Anyway, I think the skills required for forecasting vs model-building are quite different. I'm not a forecaster, so don't trust me on this. But if I were, I believe I would try to read much more and more widely so I'm not blindsided by stuff I didn't even know that I didn't know. Forecasting is caring more about the numbers; model-building is caring more about how the vertices link up, whatever their weights. Model-building is for generating new hypotheses that didn't exist before; forecasting is discriminating between what already exists.

I try to build conceptual models, and afaict I get much more than 80% of the benefit from 20% of the content that's already in my brain. There are some very general patterns I've thought so deeply on that they provide usefwl perspectives on new stuff I learn weekly. I'd rather learn 5 things deeply, and remember sub-patterns so well that they fire whenever I see something slightly similar, compared to 50 things so shallowly that the only time I think about them is when I see the flashcards. Knowledge not pondered upon in the shower is no knowledge at all.

John von Neumann was a hedgefox.
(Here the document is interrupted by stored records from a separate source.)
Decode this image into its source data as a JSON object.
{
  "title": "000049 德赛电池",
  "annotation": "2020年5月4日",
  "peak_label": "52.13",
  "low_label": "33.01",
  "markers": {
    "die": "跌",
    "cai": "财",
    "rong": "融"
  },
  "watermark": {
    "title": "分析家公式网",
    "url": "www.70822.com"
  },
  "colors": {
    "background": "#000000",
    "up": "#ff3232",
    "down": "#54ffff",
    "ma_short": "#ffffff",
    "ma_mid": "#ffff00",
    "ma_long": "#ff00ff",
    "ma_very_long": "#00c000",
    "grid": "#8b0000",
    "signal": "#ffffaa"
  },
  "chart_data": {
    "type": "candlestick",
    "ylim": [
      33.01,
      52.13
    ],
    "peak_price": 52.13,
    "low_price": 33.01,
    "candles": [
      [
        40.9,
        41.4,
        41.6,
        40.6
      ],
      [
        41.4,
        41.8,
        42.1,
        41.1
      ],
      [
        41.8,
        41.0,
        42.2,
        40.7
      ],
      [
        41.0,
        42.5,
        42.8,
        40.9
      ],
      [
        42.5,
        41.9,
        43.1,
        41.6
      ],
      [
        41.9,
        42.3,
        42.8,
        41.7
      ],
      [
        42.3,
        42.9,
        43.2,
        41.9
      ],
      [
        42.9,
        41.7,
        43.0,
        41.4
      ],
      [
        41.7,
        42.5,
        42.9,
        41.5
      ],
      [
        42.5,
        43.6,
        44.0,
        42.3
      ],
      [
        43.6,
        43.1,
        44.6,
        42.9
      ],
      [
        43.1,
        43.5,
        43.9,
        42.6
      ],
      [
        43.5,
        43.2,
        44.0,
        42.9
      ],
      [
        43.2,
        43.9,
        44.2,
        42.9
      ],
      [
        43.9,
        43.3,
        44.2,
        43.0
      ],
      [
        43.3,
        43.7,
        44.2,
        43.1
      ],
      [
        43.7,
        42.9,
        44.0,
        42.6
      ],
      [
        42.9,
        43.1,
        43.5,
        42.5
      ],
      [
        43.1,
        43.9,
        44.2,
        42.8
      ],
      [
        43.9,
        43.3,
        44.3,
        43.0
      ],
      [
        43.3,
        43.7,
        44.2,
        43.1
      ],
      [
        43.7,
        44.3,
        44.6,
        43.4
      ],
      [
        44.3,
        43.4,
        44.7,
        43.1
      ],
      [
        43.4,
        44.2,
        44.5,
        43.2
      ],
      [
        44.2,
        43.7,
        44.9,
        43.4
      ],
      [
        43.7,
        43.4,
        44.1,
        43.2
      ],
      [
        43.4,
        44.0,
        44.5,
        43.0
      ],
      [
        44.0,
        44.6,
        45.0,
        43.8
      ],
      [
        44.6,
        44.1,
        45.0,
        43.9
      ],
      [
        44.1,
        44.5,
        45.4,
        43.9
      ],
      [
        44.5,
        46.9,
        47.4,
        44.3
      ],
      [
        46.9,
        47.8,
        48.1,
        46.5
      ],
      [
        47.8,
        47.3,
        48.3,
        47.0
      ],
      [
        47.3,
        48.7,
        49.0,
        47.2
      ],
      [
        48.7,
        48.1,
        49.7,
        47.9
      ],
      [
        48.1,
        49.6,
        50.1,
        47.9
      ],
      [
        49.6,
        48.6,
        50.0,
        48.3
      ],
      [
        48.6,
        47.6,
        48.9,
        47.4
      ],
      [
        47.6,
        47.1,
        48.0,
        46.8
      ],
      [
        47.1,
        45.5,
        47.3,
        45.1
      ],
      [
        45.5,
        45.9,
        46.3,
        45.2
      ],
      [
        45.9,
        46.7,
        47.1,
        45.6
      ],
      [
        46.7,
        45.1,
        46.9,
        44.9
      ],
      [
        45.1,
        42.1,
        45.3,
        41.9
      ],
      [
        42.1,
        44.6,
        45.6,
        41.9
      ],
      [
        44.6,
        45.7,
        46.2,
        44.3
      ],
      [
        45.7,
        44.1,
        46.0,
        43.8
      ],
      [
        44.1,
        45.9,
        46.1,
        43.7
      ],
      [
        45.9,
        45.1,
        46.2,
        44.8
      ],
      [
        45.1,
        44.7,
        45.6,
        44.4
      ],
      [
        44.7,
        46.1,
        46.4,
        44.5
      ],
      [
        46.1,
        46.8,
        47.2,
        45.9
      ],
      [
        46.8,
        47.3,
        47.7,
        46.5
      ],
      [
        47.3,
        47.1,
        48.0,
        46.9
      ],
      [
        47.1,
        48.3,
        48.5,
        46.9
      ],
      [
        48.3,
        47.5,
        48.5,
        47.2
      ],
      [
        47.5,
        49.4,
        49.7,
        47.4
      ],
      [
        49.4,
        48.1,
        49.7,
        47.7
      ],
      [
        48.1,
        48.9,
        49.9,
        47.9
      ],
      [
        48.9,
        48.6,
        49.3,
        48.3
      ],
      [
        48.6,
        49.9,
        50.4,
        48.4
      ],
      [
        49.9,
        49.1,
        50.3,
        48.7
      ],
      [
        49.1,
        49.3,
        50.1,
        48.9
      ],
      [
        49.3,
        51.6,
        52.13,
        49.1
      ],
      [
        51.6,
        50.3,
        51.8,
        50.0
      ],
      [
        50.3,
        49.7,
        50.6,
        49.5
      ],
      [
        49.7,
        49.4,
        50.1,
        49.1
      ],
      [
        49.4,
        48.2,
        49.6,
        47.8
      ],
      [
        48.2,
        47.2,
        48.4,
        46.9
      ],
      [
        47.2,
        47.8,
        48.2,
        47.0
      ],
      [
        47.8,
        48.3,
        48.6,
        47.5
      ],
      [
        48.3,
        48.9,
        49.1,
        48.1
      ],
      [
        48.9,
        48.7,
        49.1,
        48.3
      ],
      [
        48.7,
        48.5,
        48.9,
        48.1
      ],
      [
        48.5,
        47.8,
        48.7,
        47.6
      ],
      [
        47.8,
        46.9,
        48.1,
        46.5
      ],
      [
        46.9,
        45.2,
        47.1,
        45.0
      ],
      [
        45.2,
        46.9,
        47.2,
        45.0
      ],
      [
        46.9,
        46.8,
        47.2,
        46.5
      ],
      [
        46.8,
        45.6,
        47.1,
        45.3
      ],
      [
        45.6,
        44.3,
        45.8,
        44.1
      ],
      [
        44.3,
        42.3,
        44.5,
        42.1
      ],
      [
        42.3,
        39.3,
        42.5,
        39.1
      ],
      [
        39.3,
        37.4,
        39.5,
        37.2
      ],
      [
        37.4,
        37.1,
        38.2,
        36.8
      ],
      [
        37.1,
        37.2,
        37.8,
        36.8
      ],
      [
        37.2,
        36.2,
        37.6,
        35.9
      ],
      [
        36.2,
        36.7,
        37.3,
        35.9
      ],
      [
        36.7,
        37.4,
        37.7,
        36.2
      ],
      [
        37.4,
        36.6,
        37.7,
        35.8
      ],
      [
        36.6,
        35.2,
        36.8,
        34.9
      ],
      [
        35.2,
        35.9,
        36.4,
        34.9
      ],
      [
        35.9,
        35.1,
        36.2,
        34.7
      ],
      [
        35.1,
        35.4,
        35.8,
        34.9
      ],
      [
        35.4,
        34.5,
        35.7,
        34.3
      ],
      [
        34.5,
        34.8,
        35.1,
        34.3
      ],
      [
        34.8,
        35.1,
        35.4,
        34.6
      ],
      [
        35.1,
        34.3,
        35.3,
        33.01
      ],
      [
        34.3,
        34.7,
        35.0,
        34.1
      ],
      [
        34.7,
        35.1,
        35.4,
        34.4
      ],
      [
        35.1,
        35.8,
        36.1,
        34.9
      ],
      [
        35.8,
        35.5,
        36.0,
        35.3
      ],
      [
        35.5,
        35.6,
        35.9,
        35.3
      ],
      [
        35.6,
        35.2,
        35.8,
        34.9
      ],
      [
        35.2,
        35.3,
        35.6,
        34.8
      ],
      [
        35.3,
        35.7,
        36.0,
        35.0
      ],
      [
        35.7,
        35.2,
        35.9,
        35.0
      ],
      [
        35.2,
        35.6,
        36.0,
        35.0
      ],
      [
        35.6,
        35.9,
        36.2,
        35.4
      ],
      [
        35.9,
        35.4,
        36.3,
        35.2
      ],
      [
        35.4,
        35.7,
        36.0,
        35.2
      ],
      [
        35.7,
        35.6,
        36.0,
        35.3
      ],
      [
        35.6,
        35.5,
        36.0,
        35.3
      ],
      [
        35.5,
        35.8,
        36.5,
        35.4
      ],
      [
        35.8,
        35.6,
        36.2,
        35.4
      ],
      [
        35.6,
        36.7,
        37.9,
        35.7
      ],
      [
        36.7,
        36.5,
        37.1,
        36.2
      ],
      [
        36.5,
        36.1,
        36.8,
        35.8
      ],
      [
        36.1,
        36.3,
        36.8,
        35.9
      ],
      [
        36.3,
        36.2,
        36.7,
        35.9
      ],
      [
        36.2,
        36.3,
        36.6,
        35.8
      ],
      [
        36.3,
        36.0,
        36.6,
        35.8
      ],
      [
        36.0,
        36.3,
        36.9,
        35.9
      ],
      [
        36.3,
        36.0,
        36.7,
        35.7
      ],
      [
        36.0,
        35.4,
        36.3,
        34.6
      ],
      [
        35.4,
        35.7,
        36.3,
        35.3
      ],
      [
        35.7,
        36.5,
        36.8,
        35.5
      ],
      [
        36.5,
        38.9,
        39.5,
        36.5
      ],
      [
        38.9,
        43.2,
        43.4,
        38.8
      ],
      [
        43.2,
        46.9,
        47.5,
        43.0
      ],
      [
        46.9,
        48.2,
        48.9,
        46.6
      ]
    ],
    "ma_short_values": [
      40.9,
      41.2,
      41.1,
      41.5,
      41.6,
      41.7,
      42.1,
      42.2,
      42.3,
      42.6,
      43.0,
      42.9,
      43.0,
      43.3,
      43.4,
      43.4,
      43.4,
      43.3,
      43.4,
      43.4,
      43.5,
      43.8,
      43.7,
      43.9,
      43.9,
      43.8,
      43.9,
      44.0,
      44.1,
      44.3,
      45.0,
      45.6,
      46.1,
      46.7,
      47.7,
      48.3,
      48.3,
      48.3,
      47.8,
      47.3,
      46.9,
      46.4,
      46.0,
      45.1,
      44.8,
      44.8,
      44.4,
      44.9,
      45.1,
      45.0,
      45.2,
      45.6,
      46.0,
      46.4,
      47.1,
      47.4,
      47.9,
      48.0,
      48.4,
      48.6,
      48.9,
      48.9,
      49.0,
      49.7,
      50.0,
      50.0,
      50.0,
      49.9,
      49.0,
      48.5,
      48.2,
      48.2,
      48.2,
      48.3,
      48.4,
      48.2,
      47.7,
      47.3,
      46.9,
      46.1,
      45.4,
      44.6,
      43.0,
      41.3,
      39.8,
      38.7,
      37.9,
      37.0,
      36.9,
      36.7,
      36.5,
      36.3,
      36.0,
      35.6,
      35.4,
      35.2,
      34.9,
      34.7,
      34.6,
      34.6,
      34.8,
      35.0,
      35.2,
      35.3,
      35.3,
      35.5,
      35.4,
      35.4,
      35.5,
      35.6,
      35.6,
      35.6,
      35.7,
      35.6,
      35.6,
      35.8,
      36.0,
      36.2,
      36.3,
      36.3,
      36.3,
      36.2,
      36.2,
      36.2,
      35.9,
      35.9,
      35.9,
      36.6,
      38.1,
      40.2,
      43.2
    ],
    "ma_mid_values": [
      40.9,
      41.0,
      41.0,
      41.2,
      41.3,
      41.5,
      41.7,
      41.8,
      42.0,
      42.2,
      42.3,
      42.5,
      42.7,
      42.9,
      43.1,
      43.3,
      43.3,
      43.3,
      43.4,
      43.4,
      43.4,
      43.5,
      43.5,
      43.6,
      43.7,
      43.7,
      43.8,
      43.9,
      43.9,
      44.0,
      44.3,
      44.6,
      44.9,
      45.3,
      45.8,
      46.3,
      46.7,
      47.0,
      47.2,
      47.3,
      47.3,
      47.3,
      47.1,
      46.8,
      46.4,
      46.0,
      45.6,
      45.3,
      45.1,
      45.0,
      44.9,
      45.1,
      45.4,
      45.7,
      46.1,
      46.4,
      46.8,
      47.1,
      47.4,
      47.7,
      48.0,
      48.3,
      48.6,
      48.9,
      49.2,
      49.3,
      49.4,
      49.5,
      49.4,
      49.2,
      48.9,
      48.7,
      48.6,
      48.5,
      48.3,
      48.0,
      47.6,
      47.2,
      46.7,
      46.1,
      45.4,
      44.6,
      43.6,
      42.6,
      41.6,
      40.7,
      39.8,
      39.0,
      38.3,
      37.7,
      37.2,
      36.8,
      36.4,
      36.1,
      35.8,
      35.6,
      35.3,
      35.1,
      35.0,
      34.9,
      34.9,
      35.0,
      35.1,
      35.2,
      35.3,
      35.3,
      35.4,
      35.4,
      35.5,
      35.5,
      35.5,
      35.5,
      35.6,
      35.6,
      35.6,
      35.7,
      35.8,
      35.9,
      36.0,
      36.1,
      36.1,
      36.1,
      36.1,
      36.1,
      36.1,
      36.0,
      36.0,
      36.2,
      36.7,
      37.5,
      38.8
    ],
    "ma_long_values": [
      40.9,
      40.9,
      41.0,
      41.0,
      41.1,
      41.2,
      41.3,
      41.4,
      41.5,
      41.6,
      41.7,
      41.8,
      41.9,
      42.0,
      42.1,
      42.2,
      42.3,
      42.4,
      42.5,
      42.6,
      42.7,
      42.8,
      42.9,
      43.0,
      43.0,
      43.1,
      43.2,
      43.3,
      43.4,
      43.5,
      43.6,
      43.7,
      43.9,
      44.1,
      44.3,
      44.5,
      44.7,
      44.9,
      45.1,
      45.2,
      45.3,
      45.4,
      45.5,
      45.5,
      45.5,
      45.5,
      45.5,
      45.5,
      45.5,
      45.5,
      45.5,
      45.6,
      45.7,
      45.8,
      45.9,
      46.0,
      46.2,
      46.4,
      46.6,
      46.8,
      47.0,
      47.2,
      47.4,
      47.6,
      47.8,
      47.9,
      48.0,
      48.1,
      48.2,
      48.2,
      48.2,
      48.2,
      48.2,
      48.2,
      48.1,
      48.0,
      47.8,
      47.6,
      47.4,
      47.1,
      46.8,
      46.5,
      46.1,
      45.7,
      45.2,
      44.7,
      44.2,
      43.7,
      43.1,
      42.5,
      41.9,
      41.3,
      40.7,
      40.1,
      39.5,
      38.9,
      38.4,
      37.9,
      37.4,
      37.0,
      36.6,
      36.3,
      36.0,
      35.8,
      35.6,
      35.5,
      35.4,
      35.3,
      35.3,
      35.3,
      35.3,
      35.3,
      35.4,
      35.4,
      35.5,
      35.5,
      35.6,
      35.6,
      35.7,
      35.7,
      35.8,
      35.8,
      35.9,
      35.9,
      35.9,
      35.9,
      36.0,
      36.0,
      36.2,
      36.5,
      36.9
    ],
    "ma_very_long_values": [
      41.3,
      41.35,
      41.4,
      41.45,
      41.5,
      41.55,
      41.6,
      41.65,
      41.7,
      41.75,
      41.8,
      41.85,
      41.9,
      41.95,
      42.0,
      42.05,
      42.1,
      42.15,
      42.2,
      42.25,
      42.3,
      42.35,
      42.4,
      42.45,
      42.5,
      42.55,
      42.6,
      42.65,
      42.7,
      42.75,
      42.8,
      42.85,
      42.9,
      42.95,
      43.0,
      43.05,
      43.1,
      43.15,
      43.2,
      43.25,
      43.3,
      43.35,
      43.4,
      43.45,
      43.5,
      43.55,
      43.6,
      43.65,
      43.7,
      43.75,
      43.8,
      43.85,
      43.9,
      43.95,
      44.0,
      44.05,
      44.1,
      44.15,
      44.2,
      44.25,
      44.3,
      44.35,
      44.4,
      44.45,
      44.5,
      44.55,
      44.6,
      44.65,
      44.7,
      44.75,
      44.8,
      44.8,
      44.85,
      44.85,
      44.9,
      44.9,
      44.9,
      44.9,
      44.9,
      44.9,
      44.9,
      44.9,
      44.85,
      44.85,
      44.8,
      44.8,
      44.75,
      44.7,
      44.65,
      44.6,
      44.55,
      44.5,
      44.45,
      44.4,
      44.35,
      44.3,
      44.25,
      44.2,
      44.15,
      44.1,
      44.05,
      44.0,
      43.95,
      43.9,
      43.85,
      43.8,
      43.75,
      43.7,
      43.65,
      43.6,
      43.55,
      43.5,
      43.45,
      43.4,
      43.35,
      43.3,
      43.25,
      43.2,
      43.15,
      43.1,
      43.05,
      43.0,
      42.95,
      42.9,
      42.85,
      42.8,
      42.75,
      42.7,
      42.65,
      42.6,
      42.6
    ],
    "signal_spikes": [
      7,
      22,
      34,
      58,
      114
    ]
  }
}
“The spectacular thing about Johnny [von Neumann] was not his power as a mathematician, which was great, or his insight and his clarity, but his rapidity; he was very, very fast. And like the modern computer, which no longer bothers to retrieve the logarithm of 11 from its memory (but, instead, computes the logarithm of 11 each time it is needed), Johnny didn't bother to remember things. He computed them. You asked him a question, and if he didn't know the answer, he thought for three seconds and would produce and answer.”

-- Paul R. Halmos